[Entries from a dataset of interfaces]
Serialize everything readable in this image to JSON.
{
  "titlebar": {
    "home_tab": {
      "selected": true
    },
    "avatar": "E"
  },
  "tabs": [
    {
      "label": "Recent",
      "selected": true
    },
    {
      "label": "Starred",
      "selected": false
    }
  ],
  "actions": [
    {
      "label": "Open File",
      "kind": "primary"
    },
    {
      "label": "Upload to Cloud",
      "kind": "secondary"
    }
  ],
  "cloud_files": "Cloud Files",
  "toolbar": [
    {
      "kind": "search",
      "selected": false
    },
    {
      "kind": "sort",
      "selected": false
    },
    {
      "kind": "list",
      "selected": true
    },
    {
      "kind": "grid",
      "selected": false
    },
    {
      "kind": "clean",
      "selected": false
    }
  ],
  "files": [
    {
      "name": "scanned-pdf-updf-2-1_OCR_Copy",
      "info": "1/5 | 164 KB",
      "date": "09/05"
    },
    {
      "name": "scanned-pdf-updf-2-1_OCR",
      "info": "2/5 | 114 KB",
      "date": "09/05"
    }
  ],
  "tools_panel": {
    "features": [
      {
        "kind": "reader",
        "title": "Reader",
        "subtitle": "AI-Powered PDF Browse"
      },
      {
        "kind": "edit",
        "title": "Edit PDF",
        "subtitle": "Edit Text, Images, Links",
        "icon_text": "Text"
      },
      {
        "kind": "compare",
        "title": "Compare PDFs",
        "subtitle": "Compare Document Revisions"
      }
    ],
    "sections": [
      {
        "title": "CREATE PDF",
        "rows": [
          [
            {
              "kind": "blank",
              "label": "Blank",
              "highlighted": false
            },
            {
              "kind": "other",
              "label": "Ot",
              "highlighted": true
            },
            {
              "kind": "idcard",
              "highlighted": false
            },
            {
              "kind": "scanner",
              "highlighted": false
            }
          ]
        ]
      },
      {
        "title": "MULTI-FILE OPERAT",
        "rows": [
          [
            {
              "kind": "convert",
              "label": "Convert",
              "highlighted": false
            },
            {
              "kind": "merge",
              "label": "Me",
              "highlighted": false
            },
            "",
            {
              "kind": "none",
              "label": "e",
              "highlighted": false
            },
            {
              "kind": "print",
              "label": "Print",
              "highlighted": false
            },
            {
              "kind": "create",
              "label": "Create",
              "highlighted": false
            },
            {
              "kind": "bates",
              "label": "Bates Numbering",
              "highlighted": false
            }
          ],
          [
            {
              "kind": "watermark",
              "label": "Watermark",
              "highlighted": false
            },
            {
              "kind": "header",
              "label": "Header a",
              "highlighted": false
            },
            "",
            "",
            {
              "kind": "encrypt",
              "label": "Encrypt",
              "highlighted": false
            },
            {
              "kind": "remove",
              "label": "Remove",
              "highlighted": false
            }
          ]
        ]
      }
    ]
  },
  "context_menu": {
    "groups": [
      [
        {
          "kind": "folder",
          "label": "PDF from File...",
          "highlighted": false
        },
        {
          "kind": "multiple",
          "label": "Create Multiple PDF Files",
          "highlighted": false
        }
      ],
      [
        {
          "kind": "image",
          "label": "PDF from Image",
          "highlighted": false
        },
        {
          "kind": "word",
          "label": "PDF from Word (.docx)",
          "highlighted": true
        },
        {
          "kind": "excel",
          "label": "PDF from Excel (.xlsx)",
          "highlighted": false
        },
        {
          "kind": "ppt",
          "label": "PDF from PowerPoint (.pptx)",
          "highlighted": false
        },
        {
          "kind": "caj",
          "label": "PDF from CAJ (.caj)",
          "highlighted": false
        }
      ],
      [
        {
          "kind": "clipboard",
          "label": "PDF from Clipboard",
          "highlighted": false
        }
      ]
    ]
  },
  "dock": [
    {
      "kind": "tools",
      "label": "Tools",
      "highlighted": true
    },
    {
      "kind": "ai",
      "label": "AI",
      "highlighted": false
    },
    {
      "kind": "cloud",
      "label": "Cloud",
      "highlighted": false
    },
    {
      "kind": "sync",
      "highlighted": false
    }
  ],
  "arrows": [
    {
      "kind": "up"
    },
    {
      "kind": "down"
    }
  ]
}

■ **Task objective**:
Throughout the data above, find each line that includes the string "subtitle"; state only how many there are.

■ **Solved exercise**:
3